* INSTRUCTIONS TO FOLLOW
When a line below contains the word "label", it counts toward the total; give that total and nothing besides.

━━━━━ INPUT DATA

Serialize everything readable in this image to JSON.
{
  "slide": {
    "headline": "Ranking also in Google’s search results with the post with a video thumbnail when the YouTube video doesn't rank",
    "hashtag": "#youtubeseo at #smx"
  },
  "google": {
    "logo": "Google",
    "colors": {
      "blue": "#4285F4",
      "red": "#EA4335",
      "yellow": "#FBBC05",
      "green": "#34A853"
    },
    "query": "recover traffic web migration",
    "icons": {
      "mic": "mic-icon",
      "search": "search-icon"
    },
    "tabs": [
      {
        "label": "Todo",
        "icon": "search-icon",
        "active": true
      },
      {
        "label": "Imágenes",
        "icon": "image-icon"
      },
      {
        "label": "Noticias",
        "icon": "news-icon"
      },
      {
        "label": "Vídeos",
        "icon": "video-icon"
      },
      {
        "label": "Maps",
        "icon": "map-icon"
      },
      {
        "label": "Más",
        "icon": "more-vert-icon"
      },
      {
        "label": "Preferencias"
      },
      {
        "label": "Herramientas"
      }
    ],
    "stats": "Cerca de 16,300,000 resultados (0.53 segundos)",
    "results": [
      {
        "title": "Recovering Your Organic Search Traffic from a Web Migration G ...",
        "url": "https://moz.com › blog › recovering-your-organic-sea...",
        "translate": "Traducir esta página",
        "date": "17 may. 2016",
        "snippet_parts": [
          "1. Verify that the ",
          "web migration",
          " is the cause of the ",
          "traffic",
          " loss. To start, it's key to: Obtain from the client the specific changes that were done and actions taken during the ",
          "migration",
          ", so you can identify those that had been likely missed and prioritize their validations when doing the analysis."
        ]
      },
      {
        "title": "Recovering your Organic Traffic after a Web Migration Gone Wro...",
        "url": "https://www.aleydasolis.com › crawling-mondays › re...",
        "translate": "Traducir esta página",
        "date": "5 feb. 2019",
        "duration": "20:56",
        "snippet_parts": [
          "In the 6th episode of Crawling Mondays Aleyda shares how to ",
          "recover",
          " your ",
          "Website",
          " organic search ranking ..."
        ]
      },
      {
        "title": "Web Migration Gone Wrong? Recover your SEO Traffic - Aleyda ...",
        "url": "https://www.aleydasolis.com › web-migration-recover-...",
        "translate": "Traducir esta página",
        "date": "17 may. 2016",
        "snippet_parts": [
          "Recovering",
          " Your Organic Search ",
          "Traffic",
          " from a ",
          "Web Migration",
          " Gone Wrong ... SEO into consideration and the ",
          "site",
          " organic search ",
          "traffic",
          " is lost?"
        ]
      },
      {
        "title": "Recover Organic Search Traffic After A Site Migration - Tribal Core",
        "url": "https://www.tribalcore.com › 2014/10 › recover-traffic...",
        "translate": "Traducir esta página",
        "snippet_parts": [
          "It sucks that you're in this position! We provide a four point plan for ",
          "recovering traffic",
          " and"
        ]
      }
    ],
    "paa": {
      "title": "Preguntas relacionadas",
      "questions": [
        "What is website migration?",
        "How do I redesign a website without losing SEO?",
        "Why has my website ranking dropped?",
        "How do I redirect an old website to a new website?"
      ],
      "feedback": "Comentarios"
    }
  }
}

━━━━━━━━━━

* SOLUTION
8